Al Jazeera, Reuters and many other news agencies reported the event primarily focused at Masjid Jamek, showing the tear gas being shot, the riot police marching and dispersing the crowd.
For our local media… I only looked at The Star Online. It was posted at 7.54pm (more than 3 hours after the incident happened) and it was heavily biased… reporting the part where only 4,000 people were dispersed by the police.
An amazing read, don’t you think? If you have any message for the writer, do drop a comment, or e-mail me at christopher [dot] tock @ gmail.com. For more views on the BERSIH rally back home (I love this particular blog by Nat, because unlike some who write in extremity, this one is pure rationality) please visit http://jelas.info/.
I don’t believe for one bit that what I’m doing is what people would call an anti-government behaviour, even in the eyes of the government. True, there might be dirty politics played beneath the 70+ organization that colaboratively conducted BERSIH, but I believe some of us, like the writer above, still believe that much good can come out from our government. Who’s to say that we, the people of Malaysia, has to be affliated with any factions that took part in the rally, when we’re just united under the same cause? After all, we’re just making a pro-active approach to issues that had us worrying throughout the years… High time for us to get out of our little holes and let our voices be heard in the most spectacular way. (which, btw, was made infamous only because the police and their higher-ups decided to take matters violently…)
With that, I hope that Malaysians worldwide and even foreigners will come to understand the real situation at hand: that it’s not that bad as seen on the mass media (because the videos concentrated around Masjid Jamek area were actually the worst scenes there was, otherwise no violence occured in most other places), but not altogether useful either (just look at the response given by the government).
“Daulat Tuanku!”, I shout once more, this time right from the very depths of my heart for this beloved country that I call home.
Disclaimer: I am in no way affliated with any political organisations and everything written above are words of my own, brought upon using my own judgement and analysis. People who know me will know that I’m a-political and only looking out for the best of my countrymen (and women :P). End of disclaimer.

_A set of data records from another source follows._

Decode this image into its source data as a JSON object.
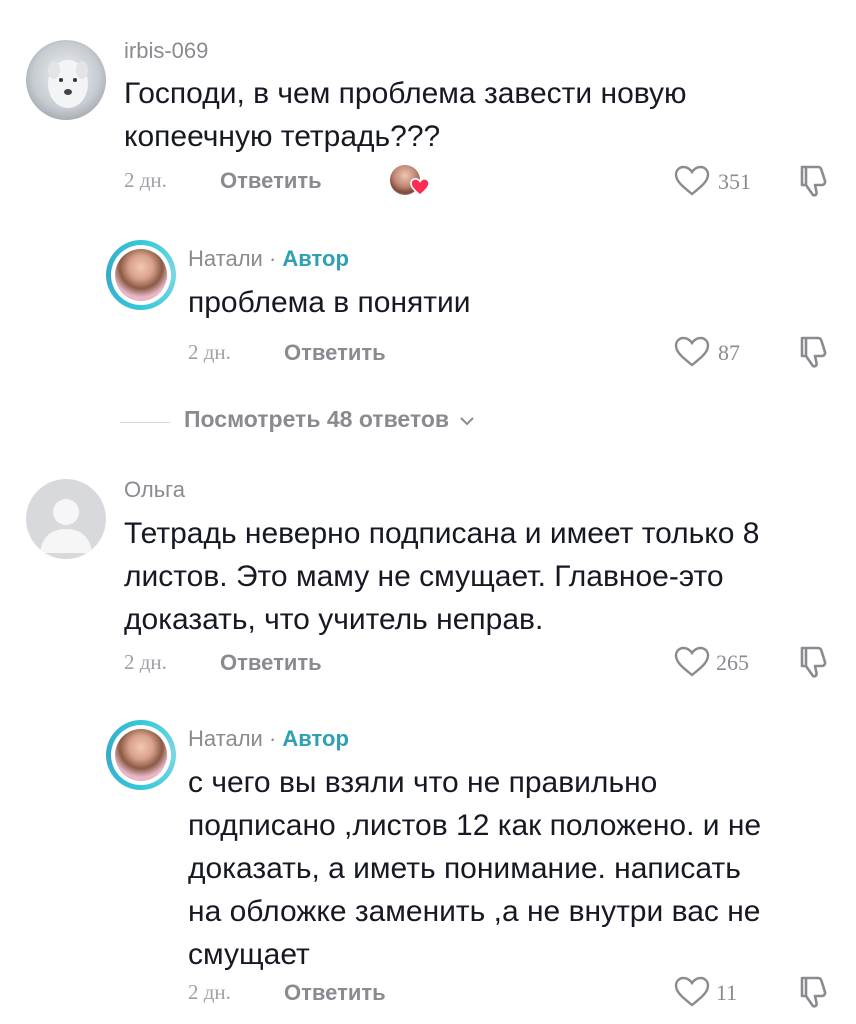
{
  "comments": [
    {
      "username": "irbis-069",
      "text_line1": "Господи, в чем проблема завести новую",
      "text_line2": "копеечную тетрадь???",
      "date": "2 дн.",
      "reply": "Ответить",
      "likes": "351"
    },
    {
      "username": "Натали",
      "author_sep": "·",
      "author_label": "Автор",
      "text_line1": "проблема в понятии",
      "date": "2 дн.",
      "reply": "Ответить",
      "likes": "87"
    },
    {
      "username": "Ольга",
      "text_line1": "Тетрадь неверно подписана и имеет только 8",
      "text_line2": "листов. Это маму не смущает. Главное-это",
      "text_line3": "доказать, что учитель неправ.",
      "date": "2 дн.",
      "reply": "Ответить",
      "likes": "265"
    },
    {
      "username": "Натали",
      "author_sep": "·",
      "author_label": "Автор",
      "text_line1": "с чего вы взяли что не правильно",
      "text_line2": "подписано ,листов 12 как положено. и не",
      "text_line3": "доказать, а иметь понимание. написать",
      "text_line4": "на обложке заменить ,а не внутри вас не",
      "text_line5": "смущает",
      "date": "2 дн.",
      "reply": "Ответить",
      "likes": "11"
    }
  ],
  "view_replies": "Посмотреть 48 ответов",
  "icons": {
    "like": "heart-outline-icon",
    "dislike": "thumbs-down-icon",
    "expand": "chevron-down-icon",
    "creator_liked": "creator-liked-heart-icon"
  },
  "colors": {
    "author": "#2f9fb3",
    "muted": "#8a8b91",
    "creator_heart": "#fe2c55"
  }
}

2 CommentsLeave a comment
Hello Chris, good to read of the MSD gathering, loved to have been there but was in a job. Well done and wish you well!:smile:
Steven Lee: Hi Steven, am glad to know that you’d love to bere there with us! I suppose given the chance, we could actually stumble on one another on one of those bigger events in the future (I was there during Malaysian Week Fest ’07). Do let me know if anything is coming up in the near future =)